Because of these differences and others, sandy soils tend to hold more total water in the their pore spaces than clay soils. They also tend to allow water to pass through the soil profile more quickly. Clay soils hold less total water, but that water is less mobile (electrical attraction differences, etc.) and thus may be retained in the soil profile for a longer time between watering events (rain, irrigation, etc). In the pore spaces both water and air exist. Realizing that the air and water relationship in the soil is constantly changing, the following is an example of the complexity of the mineral reactions in the soil. As the percentage of water in the soil changes vs air, the availability of plant nutrients changes also – and each nutrient has a different availability (solubility) under each circumstance!
Luckily, and naturally, the plant has a good way to deal with most of this complexity. By sending roots and root hairs out to different areas of the soil and to different depths of the soil, it can “average out” some of these differences in nutrient, water, and air availability. This allows the plant its best chance to bring in the right nutrients in the most beneficial ratios.
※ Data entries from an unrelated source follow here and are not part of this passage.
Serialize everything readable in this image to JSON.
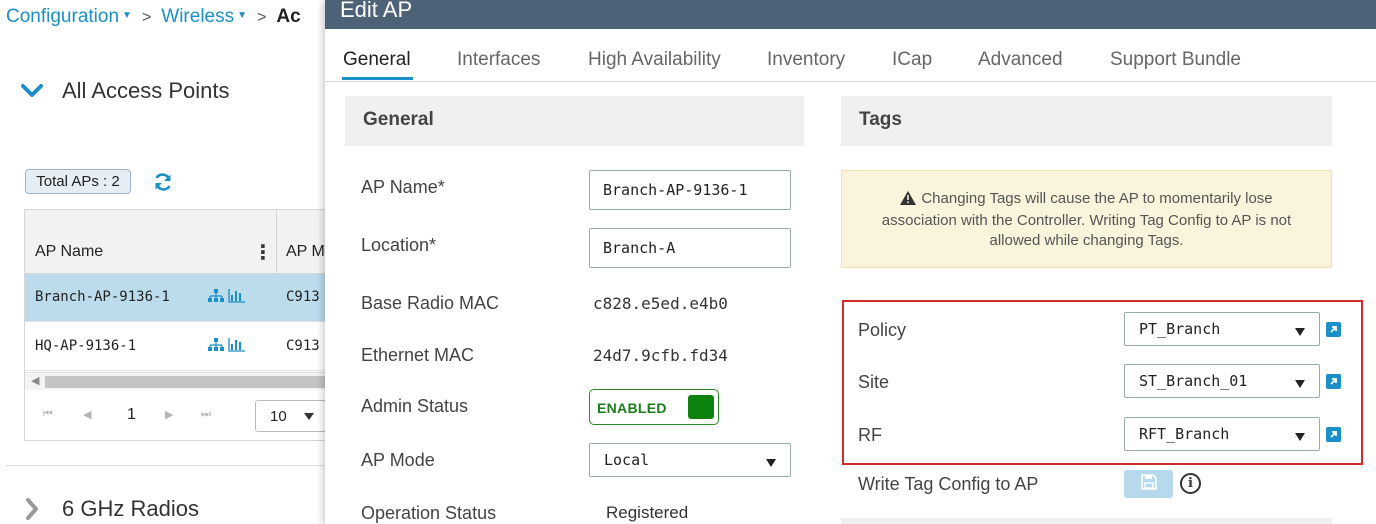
{
  "breadcrumb": {
    "items": [
      "Configuration",
      "Wireless"
    ],
    "separator": ">",
    "current": "Ac"
  },
  "background": {
    "section_all_aps": "All Access Points",
    "total_aps": "Total APs : 2",
    "table": {
      "columns": [
        "AP Name",
        "AP M"
      ],
      "rows": [
        {
          "name": "Branch-AP-9136-1",
          "model": "C913",
          "selected": true
        },
        {
          "name": "HQ-AP-9136-1",
          "model": "C913",
          "selected": false
        }
      ],
      "page": "1",
      "per_page": "10"
    },
    "section_6ghz": "6 GHz Radios"
  },
  "modal": {
    "title": "Edit AP",
    "tabs": [
      {
        "label": "General",
        "active": true
      },
      {
        "label": "Interfaces",
        "active": false
      },
      {
        "label": "High Availability",
        "active": false
      },
      {
        "label": "Inventory",
        "active": false
      },
      {
        "label": "ICap",
        "active": false
      },
      {
        "label": "Advanced",
        "active": false
      },
      {
        "label": "Support Bundle",
        "active": false
      }
    ],
    "general": {
      "heading": "General",
      "ap_name_label": "AP Name*",
      "ap_name_value": "Branch-AP-9136-1",
      "location_label": "Location*",
      "location_value": "Branch-A",
      "base_radio_mac_label": "Base Radio MAC",
      "base_radio_mac_value": "c828.e5ed.e4b0",
      "ethernet_mac_label": "Ethernet MAC",
      "ethernet_mac_value": "24d7.9cfb.fd34",
      "admin_status_label": "Admin Status",
      "admin_status_value": "ENABLED",
      "ap_mode_label": "AP Mode",
      "ap_mode_value": "Local",
      "operation_status_label": "Operation Status",
      "operation_status_value": "Registered"
    },
    "tags": {
      "heading": "Tags",
      "warning": "Changing Tags will cause the AP to momentarily lose association with the Controller. Writing Tag Config to AP is not allowed while changing Tags.",
      "policy_label": "Policy",
      "policy_value": "PT_Branch",
      "site_label": "Site",
      "site_value": "ST_Branch_01",
      "rf_label": "RF",
      "rf_value": "RFT_Branch",
      "write_tag_label": "Write Tag Config to AP"
    }
  },
  "colors": {
    "accent": "#1a8fc8",
    "header": "#4d6177",
    "enabled": "#0d820d",
    "highlight_box": "#d42b2b",
    "warning_bg": "#fbf4dc",
    "selected_row": "#bcdcec"
  },
  "icons": [
    "chevron-down-icon",
    "chevron-right-icon",
    "refresh-icon",
    "kebab-icon",
    "topology-icon",
    "bar-chart-icon",
    "warning-icon",
    "external-link-icon",
    "save-icon",
    "info-icon"
  ]
}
There is another very important factor that helps regulate the entire process of process of water, air and nutrient availability. This factor is the difference between regolith (dirt) and soil. What makes the difference between soil and dirt is organic matter. It consists of humus, humin, glomalin, carbohydrates, proteins, small and large particles of dead roots, stems and leaves, dead bodies of microorganisms and much, much, more. Depending on the amount contained in the soil (5% is considered near ideal), this organic matter regulates and buffers most of the mineral and water interactions in the soil. It slows the passage of water when it is moving too fast. It absorbs soluble nutrients when there is excess (preventing toxicity and/or waste through leaching) and releases them when there are shortages. The many trillions of organisms (and millions of species?) are constantly making plant nutrients more available from the parent material of the soil and recycling nutrients that would otherwise remain unavailable.
How Understanding the Mineral Wheel Can Help You
Information here about why the mineral wheel is important to farmers………….